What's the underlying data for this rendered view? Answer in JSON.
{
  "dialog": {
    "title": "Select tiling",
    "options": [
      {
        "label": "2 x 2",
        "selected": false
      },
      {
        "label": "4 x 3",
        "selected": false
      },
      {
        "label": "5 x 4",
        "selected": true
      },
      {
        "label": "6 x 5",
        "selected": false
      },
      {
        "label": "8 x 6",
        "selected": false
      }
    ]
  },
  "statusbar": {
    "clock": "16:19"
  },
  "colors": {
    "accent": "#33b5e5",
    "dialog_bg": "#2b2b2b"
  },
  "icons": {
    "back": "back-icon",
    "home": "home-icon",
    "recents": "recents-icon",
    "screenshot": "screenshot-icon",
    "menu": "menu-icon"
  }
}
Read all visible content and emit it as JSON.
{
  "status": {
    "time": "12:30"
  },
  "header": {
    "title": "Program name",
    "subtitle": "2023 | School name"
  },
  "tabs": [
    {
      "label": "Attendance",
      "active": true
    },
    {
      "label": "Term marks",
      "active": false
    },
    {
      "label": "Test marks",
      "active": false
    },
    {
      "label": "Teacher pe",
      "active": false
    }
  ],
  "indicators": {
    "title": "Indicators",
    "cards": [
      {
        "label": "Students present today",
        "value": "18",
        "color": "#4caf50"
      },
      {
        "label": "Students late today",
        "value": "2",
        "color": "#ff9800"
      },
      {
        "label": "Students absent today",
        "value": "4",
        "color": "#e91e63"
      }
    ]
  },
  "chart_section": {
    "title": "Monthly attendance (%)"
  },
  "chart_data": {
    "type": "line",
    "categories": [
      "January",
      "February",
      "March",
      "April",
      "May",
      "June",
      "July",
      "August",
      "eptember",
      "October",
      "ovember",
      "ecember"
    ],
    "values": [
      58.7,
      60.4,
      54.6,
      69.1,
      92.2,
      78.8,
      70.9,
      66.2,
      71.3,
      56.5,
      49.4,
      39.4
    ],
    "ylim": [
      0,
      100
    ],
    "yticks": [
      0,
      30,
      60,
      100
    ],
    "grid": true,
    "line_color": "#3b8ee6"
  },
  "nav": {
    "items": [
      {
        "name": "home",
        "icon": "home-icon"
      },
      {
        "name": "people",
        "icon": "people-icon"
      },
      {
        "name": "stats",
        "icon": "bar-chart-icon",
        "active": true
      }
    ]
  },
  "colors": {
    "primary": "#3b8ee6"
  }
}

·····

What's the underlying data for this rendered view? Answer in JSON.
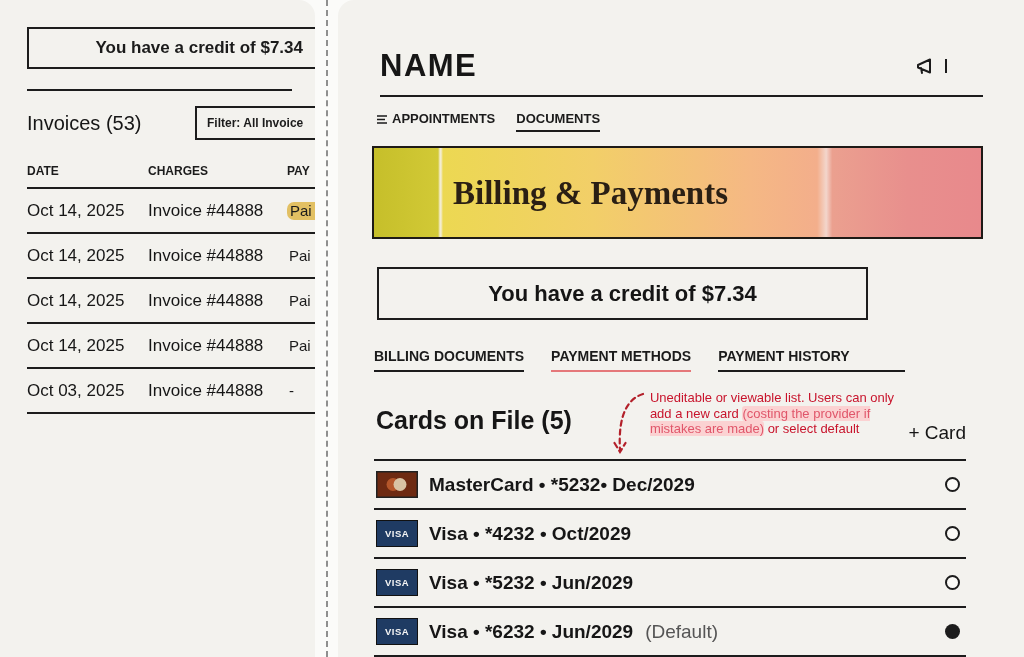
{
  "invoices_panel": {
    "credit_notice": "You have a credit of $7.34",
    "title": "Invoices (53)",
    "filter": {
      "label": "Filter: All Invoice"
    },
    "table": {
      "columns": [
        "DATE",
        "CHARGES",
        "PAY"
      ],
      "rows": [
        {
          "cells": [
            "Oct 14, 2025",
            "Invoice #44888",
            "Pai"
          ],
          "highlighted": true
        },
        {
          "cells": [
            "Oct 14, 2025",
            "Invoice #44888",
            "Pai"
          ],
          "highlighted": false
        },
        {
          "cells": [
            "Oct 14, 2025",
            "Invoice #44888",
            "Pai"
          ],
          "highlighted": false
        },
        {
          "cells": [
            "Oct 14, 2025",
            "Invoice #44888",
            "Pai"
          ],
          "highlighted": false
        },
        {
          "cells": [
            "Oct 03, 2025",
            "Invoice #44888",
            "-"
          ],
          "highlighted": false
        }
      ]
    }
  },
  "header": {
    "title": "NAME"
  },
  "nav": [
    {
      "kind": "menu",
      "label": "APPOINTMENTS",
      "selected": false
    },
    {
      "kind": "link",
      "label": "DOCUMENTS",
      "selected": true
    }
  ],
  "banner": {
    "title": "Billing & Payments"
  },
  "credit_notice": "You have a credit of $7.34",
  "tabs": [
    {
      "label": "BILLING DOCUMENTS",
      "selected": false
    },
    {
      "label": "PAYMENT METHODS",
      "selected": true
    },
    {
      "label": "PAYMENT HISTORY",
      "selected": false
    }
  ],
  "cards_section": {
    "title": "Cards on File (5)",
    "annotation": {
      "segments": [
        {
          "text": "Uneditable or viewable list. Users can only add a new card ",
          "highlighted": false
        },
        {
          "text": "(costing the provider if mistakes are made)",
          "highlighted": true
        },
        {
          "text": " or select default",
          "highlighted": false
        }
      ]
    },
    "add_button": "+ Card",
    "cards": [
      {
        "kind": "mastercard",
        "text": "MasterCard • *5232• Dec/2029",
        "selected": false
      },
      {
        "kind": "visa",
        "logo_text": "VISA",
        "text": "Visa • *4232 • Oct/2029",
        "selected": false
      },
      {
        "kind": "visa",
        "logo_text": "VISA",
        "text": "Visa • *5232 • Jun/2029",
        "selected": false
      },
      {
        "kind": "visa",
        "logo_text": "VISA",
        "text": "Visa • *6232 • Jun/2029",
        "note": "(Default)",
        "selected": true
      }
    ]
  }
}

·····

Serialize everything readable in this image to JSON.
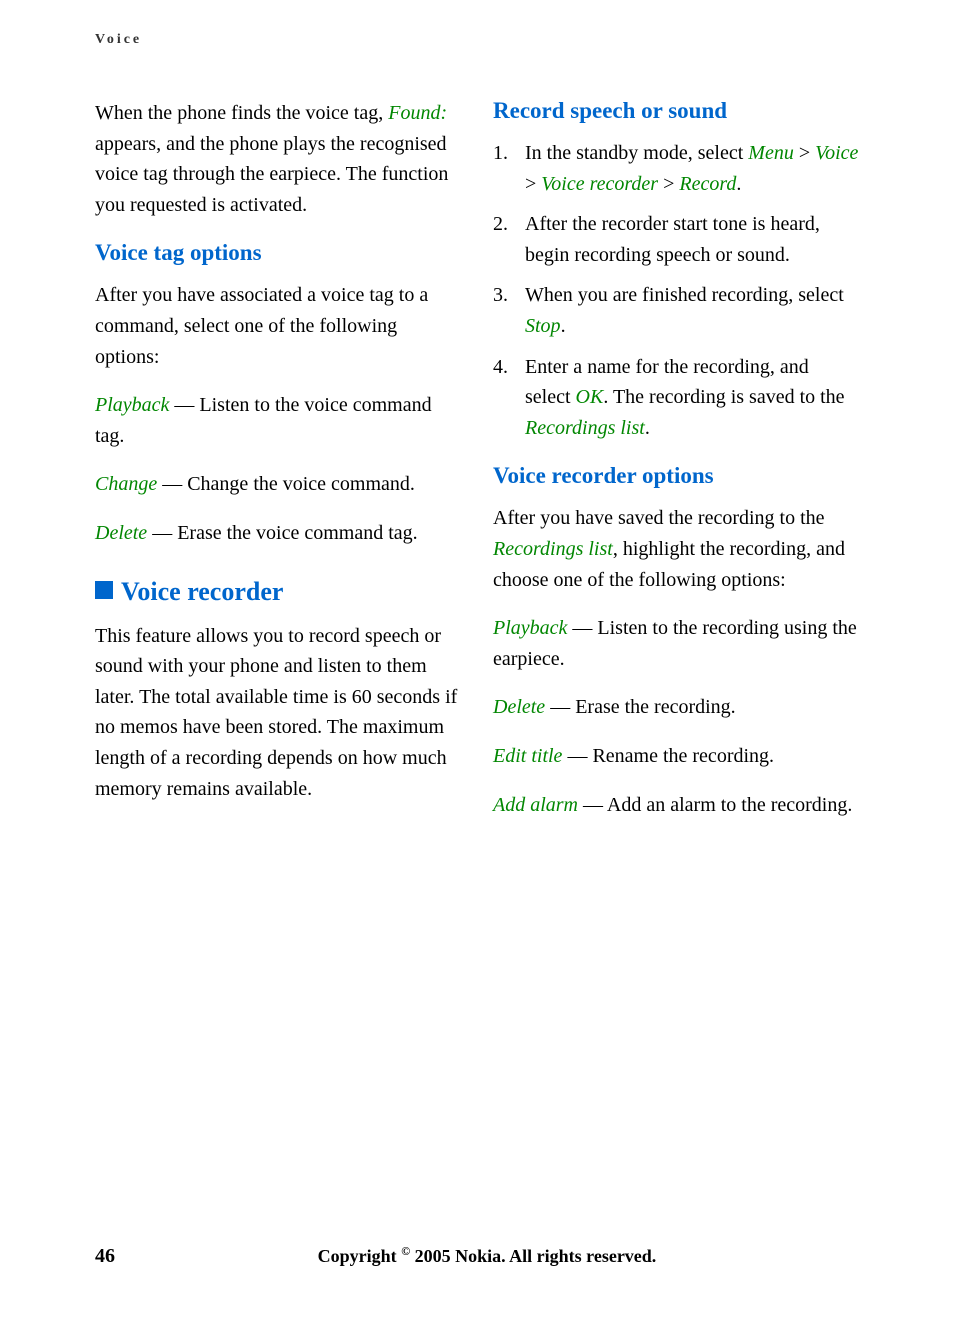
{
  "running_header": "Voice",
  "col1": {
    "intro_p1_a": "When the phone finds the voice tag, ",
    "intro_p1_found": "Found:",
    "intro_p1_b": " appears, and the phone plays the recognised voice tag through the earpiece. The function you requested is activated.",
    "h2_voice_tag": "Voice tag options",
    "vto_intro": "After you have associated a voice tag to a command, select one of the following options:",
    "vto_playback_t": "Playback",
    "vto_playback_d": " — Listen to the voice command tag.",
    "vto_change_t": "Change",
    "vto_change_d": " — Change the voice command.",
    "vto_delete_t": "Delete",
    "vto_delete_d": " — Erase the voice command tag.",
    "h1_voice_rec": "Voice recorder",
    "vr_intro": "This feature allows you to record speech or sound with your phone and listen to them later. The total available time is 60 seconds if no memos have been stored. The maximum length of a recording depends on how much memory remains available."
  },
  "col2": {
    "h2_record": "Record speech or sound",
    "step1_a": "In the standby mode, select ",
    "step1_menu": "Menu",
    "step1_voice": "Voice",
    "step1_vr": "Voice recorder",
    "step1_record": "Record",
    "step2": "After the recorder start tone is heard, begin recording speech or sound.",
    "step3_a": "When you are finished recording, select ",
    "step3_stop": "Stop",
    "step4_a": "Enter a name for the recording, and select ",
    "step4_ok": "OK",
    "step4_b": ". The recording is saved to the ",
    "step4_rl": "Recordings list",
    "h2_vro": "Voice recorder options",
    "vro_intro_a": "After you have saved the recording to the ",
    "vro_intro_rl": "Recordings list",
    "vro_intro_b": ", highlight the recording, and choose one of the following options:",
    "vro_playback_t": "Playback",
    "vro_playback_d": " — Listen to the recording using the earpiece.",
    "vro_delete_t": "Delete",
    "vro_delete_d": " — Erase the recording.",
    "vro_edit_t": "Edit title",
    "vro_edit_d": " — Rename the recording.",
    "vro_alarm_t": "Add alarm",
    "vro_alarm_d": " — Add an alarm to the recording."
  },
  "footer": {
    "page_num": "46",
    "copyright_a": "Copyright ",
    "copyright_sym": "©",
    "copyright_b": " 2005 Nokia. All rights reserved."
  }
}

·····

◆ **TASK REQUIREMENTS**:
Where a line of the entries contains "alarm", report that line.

◆ **ANSWER**:
    "vro_alarm_t": "Add alarm",
    "vro_alarm_d": " — Add an alarm to the recording."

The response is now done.